When it came time for Waters to find the right venue to hold her "History Lessons" release party, she aptly chose a new place with an old vibe in her hometown.

"Eventually, it all came together in a very Vermont fashion. I ran into a friend who told me about McCliment's, how it had just opened and used to be the Old Welsh Tavern and said 'they're looking for musicians. ... You should drop them a line."

I dropped them a line and they said, in effect, "sounds good!"

Tomorrow night Waters may play another standard not found on "History Lessons"

"Lately I've developed an arrangement for 'Somewhere Over the Rainbow,' which from my point of view, is a totally cheesy song, but I play it in a way which doesn't come across as at all cheesy or hokey. Go figure."

Dave Madeloni writes a weekly music column for the Arts & Entertainment section. He can be reached at madeloni@aol.com. - Brattleboro Reformer


Paths of Flight -- has received play on local radio in Vermont and has large internet radio following (Pandora, primarily)

History Lessons
The Place Beneath the Silence
Rough Cuts


Feeling a bit camera shy


Julie learned how to read music at an early age, but didn't learn to understand what music really was until much later in life. Guitar was not an easy process for her, having short fingers and no natural sense of melody or rhythm. It was through years of difficult practice and effort that she became the musician she is today.

Conservatory training, and an interest in music from around the world pushed Julie to learn classical guitar, as well as latin, flamenco and jazz styles, studying ancient modal music along the way.

Diagnosed with diabetes in the 1990's, Julie Waters discovered that a nasty side effect is brittle fingernails which break easily, making it difficult to maintain the necessary nail strength to play the quality of classical guitar she'd learned as a student. This left her with a choice: adapt or give up the guitar. As with most things in Julie's life, giving up was not an option. She picked up a flatpick and redeveloped her right hand technique from scratch.

julie waters She expanded her guitar studies to include blues, rock, folk, bluegrass and new age, learning techniques from bass guitar, banjo, bass guitar, baritone guitar, mandolin, tiple and mountain dulcimer along the way. The result is nothing short of extraordinary: virtuoso performance which utilizes a blend of instruments, techniques and influences to create a truly unique sound.

Julie is a folk artist in the truest tradition, weaving stories, motion and rhythm, creating lyrical poetry through the strings of her guitar. This is more than simply a creative approach to music. This is performance which turns on a dime, first evoking ancient modal melodies, and then suddenly sliding into a rock and roll beat which takes you straight into the 21st century.

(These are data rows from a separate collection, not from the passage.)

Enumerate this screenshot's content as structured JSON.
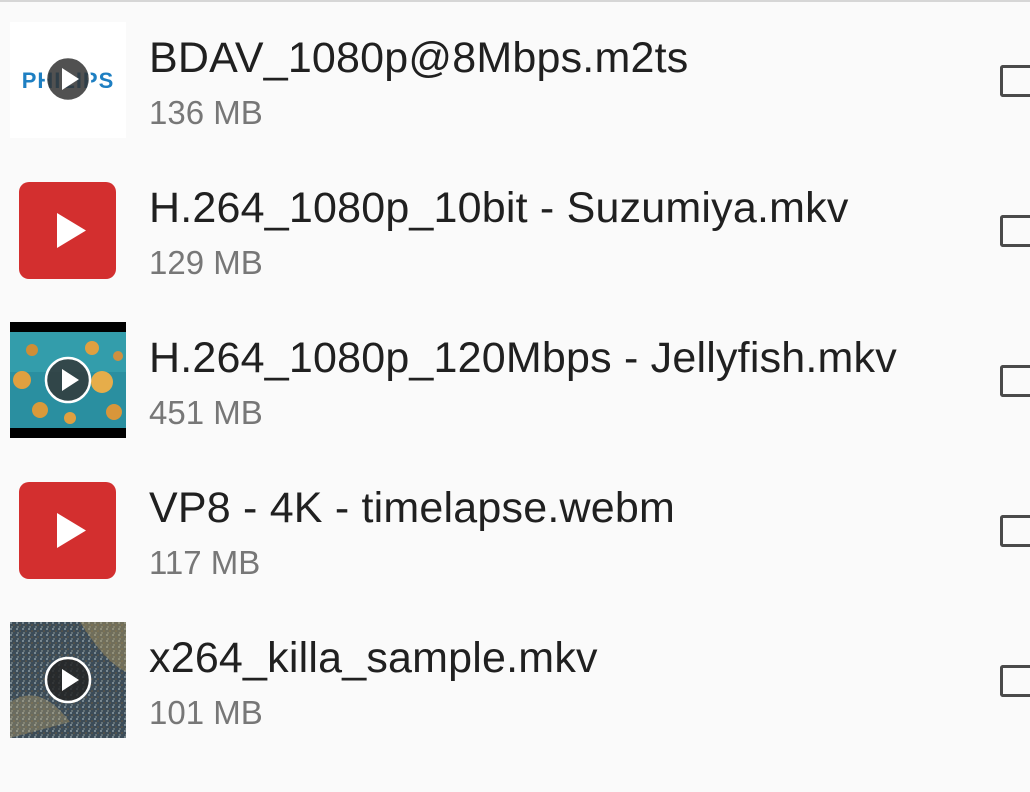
{
  "files": [
    {
      "name": "BDAV_1080p@8Mbps.m2ts",
      "size": "136 MB",
      "thumbnail": "philips-logo-thumbnail",
      "thumb_text": "PHILIPS",
      "checked": false
    },
    {
      "name": "H.264_1080p_10bit - Suzumiya.mkv",
      "size": "129 MB",
      "thumbnail": "play-icon",
      "checked": false
    },
    {
      "name": "H.264_1080p_120Mbps - Jellyfish.mkv",
      "size": "451 MB",
      "thumbnail": "jellyfish-thumbnail",
      "checked": false
    },
    {
      "name": "VP8 - 4K - timelapse.webm",
      "size": "117 MB",
      "thumbnail": "play-icon",
      "checked": false
    },
    {
      "name": "x264_killa_sample.mkv",
      "size": "101 MB",
      "thumbnail": "killa-sample-thumbnail",
      "checked": false
    }
  ],
  "colors": {
    "background": "#fafafa",
    "play_red": "#d32f2f",
    "philips_blue": "#1e7fc2",
    "jellyfish_water": "#2a8fa0",
    "jellyfish_orange": "#e0a040",
    "name_text": "#202020",
    "size_text": "#777777"
  }
}
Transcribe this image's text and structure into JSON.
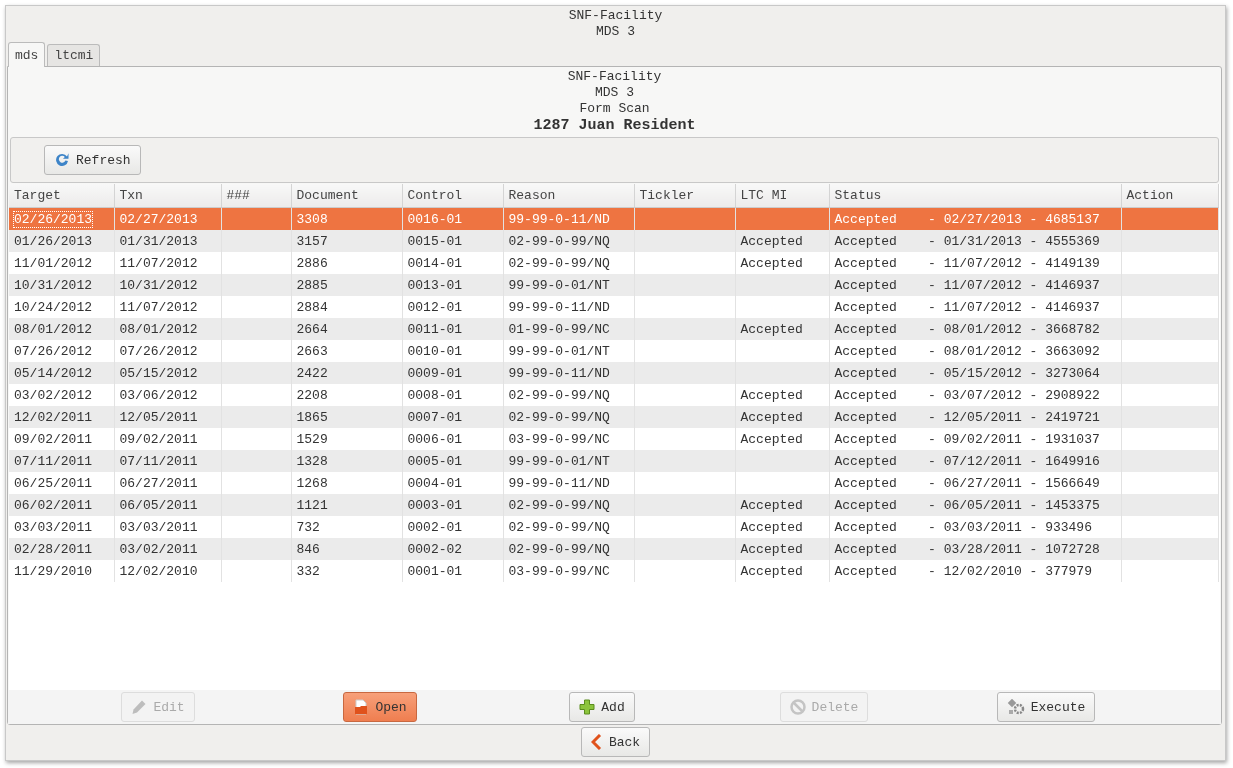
{
  "window": {
    "title_lines": [
      "SNF-Facility",
      "MDS 3"
    ]
  },
  "tabs": [
    {
      "label": "mds",
      "selected": true
    },
    {
      "label": "ltcmi",
      "selected": false
    }
  ],
  "panel": {
    "lines": [
      "SNF-Facility",
      "MDS 3",
      "Form Scan"
    ],
    "resident": "1287  Juan Resident"
  },
  "toolbar": {
    "refresh": "Refresh"
  },
  "table": {
    "columns": [
      "Target",
      "Txn",
      "###",
      "Document",
      "Control",
      "Reason",
      "Tickler",
      "LTC MI",
      "Status",
      "Action"
    ],
    "rows": [
      {
        "selected": true,
        "cells": [
          "02/26/2013",
          "02/27/2013",
          "",
          "3308",
          "0016-01",
          "99-99-0-11/ND",
          "",
          "",
          "Accepted    - 02/27/2013 - 4685137",
          ""
        ]
      },
      {
        "selected": false,
        "cells": [
          "01/26/2013",
          "01/31/2013",
          "",
          "3157",
          "0015-01",
          "02-99-0-99/NQ",
          "",
          "Accepted",
          "Accepted    - 01/31/2013 - 4555369",
          ""
        ]
      },
      {
        "selected": false,
        "cells": [
          "11/01/2012",
          "11/07/2012",
          "",
          "2886",
          "0014-01",
          "02-99-0-99/NQ",
          "",
          "Accepted",
          "Accepted    - 11/07/2012 - 4149139",
          ""
        ]
      },
      {
        "selected": false,
        "cells": [
          "10/31/2012",
          "10/31/2012",
          "",
          "2885",
          "0013-01",
          "99-99-0-01/NT",
          "",
          "",
          "Accepted    - 11/07/2012 - 4146937",
          ""
        ]
      },
      {
        "selected": false,
        "cells": [
          "10/24/2012",
          "11/07/2012",
          "",
          "2884",
          "0012-01",
          "99-99-0-11/ND",
          "",
          "",
          "Accepted    - 11/07/2012 - 4146937",
          ""
        ]
      },
      {
        "selected": false,
        "cells": [
          "08/01/2012",
          "08/01/2012",
          "",
          "2664",
          "0011-01",
          "01-99-0-99/NC",
          "",
          "Accepted",
          "Accepted    - 08/01/2012 - 3668782",
          ""
        ]
      },
      {
        "selected": false,
        "cells": [
          "07/26/2012",
          "07/26/2012",
          "",
          "2663",
          "0010-01",
          "99-99-0-01/NT",
          "",
          "",
          "Accepted    - 08/01/2012 - 3663092",
          ""
        ]
      },
      {
        "selected": false,
        "cells": [
          "05/14/2012",
          "05/15/2012",
          "",
          "2422",
          "0009-01",
          "99-99-0-11/ND",
          "",
          "",
          "Accepted    - 05/15/2012 - 3273064",
          ""
        ]
      },
      {
        "selected": false,
        "cells": [
          "03/02/2012",
          "03/06/2012",
          "",
          "2208",
          "0008-01",
          "02-99-0-99/NQ",
          "",
          "Accepted",
          "Accepted    - 03/07/2012 - 2908922",
          ""
        ]
      },
      {
        "selected": false,
        "cells": [
          "12/02/2011",
          "12/05/2011",
          "",
          "1865",
          "0007-01",
          "02-99-0-99/NQ",
          "",
          "Accepted",
          "Accepted    - 12/05/2011 - 2419721",
          ""
        ]
      },
      {
        "selected": false,
        "cells": [
          "09/02/2011",
          "09/02/2011",
          "",
          "1529",
          "0006-01",
          "03-99-0-99/NC",
          "",
          "Accepted",
          "Accepted    - 09/02/2011 - 1931037",
          ""
        ]
      },
      {
        "selected": false,
        "cells": [
          "07/11/2011",
          "07/11/2011",
          "",
          "1328",
          "0005-01",
          "99-99-0-01/NT",
          "",
          "",
          "Accepted    - 07/12/2011 - 1649916",
          ""
        ]
      },
      {
        "selected": false,
        "cells": [
          "06/25/2011",
          "06/27/2011",
          "",
          "1268",
          "0004-01",
          "99-99-0-11/ND",
          "",
          "",
          "Accepted    - 06/27/2011 - 1566649",
          ""
        ]
      },
      {
        "selected": false,
        "cells": [
          "06/02/2011",
          "06/05/2011",
          "",
          "1121",
          "0003-01",
          "02-99-0-99/NQ",
          "",
          "Accepted",
          "Accepted    - 06/05/2011 - 1453375",
          ""
        ]
      },
      {
        "selected": false,
        "cells": [
          "03/03/2011",
          "03/03/2011",
          "",
          "732",
          "0002-01",
          "02-99-0-99/NQ",
          "",
          "Accepted",
          "Accepted    - 03/03/2011 - 933496",
          ""
        ]
      },
      {
        "selected": false,
        "cells": [
          "02/28/2011",
          "03/02/2011",
          "",
          "846",
          "0002-02",
          "02-99-0-99/NQ",
          "",
          "Accepted",
          "Accepted    - 03/28/2011 - 1072728",
          ""
        ]
      },
      {
        "selected": false,
        "cells": [
          "11/29/2010",
          "12/02/2010",
          "",
          "332",
          "0001-01",
          "03-99-0-99/NC",
          "",
          "Accepted",
          "Accepted    - 12/02/2010 - 377979",
          ""
        ]
      }
    ]
  },
  "buttons": [
    {
      "kind": "edit",
      "label": "Edit",
      "disabled": true,
      "default": false
    },
    {
      "kind": "open",
      "label": "Open",
      "disabled": false,
      "default": true
    },
    {
      "kind": "add",
      "label": "Add",
      "disabled": false,
      "default": false
    },
    {
      "kind": "delete",
      "label": "Delete",
      "disabled": true,
      "default": false
    },
    {
      "kind": "execute",
      "label": "Execute",
      "disabled": false,
      "default": false
    }
  ],
  "back": "Back"
}
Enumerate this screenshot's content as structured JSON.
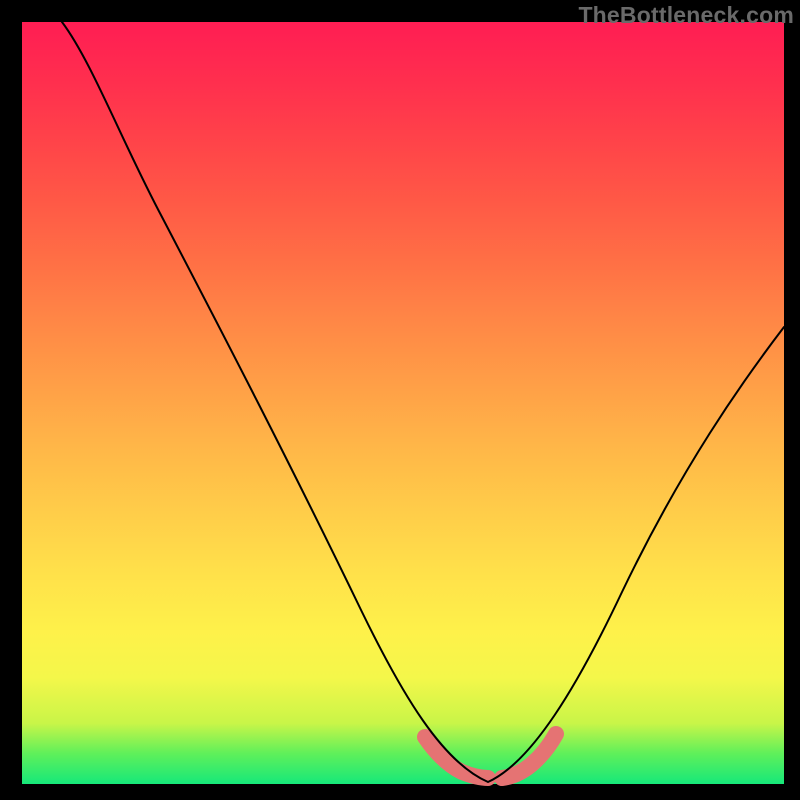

julie waters Julie hosts a monthly song circle/open mic. She is also a teacher, a licensed transporter of injured birds, an avid photographer, a web designer and a creator of logic, word and math puzzles. Her third CD, History Lessons, has received positive acclaim from the Brattleboro Reformer and numerous fans.

She has yet to decide what to do when she grows up.